From the first line to the last, print the records exactly.

DATA PROVIDED Start Marker

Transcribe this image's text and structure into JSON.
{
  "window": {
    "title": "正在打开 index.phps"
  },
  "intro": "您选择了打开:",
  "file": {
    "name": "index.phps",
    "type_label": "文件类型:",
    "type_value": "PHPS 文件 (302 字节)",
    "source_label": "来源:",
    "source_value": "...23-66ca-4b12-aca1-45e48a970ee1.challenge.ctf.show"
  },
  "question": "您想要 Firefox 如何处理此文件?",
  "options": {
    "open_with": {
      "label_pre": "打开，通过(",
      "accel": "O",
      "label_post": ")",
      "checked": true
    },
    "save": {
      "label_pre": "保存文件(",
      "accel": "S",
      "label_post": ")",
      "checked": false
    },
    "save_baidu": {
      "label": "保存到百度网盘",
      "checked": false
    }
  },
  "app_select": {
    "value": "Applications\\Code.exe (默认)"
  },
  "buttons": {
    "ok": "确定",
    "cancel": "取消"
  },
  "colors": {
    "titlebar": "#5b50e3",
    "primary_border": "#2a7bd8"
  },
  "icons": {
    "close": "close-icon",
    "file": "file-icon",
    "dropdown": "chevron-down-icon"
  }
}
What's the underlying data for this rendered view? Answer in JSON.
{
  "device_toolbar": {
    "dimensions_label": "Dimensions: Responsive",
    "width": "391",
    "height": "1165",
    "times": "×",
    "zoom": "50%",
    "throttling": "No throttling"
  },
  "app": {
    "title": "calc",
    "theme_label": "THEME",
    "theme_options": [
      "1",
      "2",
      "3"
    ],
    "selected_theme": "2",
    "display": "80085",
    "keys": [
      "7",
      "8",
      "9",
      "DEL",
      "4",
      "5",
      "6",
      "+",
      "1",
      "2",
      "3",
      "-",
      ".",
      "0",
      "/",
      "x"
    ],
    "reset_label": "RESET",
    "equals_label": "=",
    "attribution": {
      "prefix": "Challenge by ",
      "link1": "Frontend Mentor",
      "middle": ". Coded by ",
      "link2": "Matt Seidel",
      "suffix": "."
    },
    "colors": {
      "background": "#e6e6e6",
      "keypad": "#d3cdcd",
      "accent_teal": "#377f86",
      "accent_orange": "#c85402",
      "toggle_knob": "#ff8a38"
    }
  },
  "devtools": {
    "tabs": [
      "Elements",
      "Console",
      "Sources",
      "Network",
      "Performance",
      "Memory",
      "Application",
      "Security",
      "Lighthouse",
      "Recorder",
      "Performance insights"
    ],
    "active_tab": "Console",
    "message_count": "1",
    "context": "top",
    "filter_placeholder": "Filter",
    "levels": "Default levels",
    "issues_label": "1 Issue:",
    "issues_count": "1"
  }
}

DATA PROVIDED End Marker

SOLUTION TO THE EXERCISE:
Transcribe this image's text and structure into JSON.
{
  "window": {
    "title": "正在打开 index.phps"
  },
  "intro": "您选择了打开:",
  "file": {
    "name": "index.phps",
    "type_label": "文件类型:",
    "type_value": "PHPS 文件 (302 字节)",
    "source_label": "来源:",
    "source_value": "...23-66ca-4b12-aca1-45e48a970ee1.challenge.ctf.show"
  },
  "question": "您想要 Firefox 如何处理此文件?",
  "options": {
    "open_with": {
      "label_pre": "打开，通过(",
      "accel": "O",
      "label_post": ")",
      "checked": true
    },
    "save": {
      "label_pre": "保存文件(",
      "accel": "S",
      "label_post": ")",
      "checked": false
    },
    "save_baidu": {
      "label": "保存到百度网盘",
      "checked": false
    }
  },
  "app_select": {
    "value": "Applications\\Code.exe (默认)"
  },
  "buttons": {
    "ok": "确定",
    "cancel": "取消"
  },
  "colors": {
    "titlebar": "#5b50e3",
    "primary_border": "#2a7bd8"
  },
  "icons": {
    "close": "close-icon",
    "file": "file-icon",
    "dropdown": "chevron-down-icon"
  }
}
What's the underlying data for this rendered view? Answer in JSON.
{
  "device_toolbar": {
    "dimensions_label": "Dimensions: Responsive",
    "width": "391",
    "height": "1165",
    "times": "×",
    "zoom": "50%",
    "throttling": "No throttling"
  },
  "app": {
    "title": "calc",
    "theme_label": "THEME",
    "theme_options": [
      "1",
      "2",
      "3"
    ],
    "selected_theme": "2",
    "display": "80085",
    "keys": [
      "7",
      "8",
      "9",
      "DEL",
      "4",
      "5",
      "6",
      "+",
      "1",
      "2",
      "3",
      "-",
      ".",
      "0",
      "/",
      "x"
    ],
    "reset_label": "RESET",
    "equals_label": "=",
    "attribution": {
      "prefix": "Challenge by ",
      "link1": "Frontend Mentor",
      "middle": ". Coded by ",
      "link2": "Matt Seidel",
      "suffix": "."
    },
    "colors": {
      "background": "#e6e6e6",
      "keypad": "#d3cdcd",
      "accent_teal": "#377f86",
      "accent_orange": "#c85402",
      "toggle_knob": "#ff8a38"
    }
  },
  "devtools": {
    "tabs": [
      "Elements",
      "Console",
      "Sources",
      "Network",
      "Performance",
      "Memory",
      "Application",
      "Security",
      "Lighthouse",
      "Recorder",
      "Performance insights"
    ],
    "active_tab": "Console",
    "message_count": "1",
    "context": "top",
    "filter_placeholder": "Filter",
    "levels": "Default levels",
    "issues_label": "1 Issue:",
    "issues_count": "1"
  }
}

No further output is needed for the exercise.